* Instructions to follow
In the data, extract each line that holds the string "screenshot".
═══ Exercise materials ═══
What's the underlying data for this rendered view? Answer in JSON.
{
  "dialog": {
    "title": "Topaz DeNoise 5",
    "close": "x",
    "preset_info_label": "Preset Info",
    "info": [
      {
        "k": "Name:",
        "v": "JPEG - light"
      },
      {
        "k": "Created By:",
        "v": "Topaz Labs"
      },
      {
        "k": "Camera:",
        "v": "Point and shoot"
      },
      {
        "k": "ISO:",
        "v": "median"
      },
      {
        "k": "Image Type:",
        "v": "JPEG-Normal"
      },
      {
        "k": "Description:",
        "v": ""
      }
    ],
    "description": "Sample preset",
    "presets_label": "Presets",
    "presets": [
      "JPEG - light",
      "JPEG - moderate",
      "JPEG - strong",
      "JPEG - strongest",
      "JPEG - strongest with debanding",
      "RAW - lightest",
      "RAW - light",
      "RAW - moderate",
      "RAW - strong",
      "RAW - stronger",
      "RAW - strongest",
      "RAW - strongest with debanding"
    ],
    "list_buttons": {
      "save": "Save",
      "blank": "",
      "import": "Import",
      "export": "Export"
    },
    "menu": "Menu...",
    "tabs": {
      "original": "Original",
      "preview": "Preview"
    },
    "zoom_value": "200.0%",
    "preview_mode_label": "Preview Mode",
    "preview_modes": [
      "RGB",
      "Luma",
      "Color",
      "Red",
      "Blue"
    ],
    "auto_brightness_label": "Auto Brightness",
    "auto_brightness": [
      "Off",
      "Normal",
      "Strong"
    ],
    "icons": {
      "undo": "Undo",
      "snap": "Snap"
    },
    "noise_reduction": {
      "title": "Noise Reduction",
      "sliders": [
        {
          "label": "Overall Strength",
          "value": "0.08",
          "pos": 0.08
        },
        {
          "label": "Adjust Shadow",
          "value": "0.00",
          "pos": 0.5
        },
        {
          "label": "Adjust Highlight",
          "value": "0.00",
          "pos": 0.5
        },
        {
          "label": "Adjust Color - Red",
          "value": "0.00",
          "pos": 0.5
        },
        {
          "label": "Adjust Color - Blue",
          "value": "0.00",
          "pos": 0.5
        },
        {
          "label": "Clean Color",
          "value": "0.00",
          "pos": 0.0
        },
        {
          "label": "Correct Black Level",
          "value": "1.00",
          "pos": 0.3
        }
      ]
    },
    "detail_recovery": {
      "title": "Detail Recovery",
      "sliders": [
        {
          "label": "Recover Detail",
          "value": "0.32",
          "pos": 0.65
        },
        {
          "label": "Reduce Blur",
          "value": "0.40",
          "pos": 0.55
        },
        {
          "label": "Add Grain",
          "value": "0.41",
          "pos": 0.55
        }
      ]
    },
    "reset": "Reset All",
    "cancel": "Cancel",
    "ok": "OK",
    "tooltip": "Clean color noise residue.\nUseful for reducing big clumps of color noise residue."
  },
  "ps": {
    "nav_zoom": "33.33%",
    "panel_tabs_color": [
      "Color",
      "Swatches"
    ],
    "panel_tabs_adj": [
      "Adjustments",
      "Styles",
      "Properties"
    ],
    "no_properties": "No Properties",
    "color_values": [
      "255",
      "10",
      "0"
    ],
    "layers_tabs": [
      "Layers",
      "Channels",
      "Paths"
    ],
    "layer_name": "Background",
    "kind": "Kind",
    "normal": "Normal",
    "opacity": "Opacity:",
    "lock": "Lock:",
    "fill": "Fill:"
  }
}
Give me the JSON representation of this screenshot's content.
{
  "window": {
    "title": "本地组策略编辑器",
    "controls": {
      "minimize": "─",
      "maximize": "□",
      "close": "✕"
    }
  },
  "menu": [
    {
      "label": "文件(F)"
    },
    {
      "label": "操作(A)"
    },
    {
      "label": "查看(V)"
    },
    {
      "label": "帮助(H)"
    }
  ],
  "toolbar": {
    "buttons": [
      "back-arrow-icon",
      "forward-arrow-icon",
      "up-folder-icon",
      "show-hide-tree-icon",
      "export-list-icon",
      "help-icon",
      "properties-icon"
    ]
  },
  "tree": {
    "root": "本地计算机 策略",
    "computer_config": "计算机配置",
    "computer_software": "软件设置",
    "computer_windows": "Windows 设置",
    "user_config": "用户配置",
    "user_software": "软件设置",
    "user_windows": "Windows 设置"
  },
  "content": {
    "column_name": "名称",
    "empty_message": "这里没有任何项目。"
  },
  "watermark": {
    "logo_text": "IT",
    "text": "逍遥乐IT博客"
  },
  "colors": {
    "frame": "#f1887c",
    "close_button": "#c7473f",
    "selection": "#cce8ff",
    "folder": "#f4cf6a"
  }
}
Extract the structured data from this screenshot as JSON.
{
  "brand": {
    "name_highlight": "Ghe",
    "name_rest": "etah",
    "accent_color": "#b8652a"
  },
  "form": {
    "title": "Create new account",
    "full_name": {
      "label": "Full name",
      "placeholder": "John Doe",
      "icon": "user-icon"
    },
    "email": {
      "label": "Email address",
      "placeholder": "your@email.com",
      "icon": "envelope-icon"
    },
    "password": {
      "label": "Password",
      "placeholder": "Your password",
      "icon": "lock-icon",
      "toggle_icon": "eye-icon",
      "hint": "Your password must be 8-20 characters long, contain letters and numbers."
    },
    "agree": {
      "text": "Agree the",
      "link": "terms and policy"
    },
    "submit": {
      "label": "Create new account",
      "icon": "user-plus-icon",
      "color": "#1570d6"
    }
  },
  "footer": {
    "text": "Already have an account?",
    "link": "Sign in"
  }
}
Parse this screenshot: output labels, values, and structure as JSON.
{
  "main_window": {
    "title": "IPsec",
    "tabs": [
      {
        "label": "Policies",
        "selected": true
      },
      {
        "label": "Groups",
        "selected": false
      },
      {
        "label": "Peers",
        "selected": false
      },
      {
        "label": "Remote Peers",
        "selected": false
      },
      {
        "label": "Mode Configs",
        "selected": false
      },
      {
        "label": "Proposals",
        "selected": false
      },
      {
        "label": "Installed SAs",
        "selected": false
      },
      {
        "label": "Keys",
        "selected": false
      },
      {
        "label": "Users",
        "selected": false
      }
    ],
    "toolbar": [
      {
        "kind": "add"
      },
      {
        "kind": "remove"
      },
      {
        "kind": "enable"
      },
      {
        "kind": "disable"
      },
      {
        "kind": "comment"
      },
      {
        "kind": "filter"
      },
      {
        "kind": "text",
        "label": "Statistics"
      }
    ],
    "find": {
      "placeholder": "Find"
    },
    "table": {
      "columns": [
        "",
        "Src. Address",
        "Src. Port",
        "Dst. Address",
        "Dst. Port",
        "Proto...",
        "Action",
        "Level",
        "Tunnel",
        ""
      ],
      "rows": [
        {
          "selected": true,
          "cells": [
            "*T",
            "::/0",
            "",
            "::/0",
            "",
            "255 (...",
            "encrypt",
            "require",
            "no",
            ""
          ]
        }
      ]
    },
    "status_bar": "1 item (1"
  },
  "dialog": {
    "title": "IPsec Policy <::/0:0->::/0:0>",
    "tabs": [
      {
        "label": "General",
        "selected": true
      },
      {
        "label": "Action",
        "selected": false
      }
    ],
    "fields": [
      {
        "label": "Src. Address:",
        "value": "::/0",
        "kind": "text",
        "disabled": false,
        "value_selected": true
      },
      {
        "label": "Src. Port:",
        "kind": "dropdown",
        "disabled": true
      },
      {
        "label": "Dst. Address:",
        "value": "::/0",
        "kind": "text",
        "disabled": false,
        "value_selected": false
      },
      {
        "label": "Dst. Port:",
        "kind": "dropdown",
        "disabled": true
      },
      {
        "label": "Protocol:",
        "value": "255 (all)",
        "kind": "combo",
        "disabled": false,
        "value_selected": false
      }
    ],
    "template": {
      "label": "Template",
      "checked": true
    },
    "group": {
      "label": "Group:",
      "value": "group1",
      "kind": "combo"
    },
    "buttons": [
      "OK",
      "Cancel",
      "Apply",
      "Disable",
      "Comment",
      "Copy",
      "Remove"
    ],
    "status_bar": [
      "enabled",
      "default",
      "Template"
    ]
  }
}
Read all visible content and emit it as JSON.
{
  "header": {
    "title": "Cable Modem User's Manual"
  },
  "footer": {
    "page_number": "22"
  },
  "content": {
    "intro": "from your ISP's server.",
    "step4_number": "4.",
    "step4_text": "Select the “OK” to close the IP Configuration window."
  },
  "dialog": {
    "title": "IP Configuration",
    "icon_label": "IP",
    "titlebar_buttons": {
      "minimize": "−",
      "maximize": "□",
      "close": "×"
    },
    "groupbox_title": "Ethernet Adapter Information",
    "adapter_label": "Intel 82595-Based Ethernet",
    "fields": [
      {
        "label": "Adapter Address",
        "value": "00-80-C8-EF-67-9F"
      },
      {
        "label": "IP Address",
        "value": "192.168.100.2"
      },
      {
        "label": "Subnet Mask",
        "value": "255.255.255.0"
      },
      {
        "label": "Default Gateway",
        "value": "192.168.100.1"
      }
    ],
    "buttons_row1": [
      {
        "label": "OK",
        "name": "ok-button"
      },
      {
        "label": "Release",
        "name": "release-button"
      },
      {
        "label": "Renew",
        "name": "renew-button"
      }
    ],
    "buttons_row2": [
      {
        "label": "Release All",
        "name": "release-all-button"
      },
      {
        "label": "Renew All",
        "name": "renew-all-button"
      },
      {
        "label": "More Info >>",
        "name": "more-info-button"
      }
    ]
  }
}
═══
* Output
Give me the JSON representation of this screenshot's content.
Extract the structured data from this screenshot as JSON.
Parse this screenshot: output labels, values, and structure as JSON.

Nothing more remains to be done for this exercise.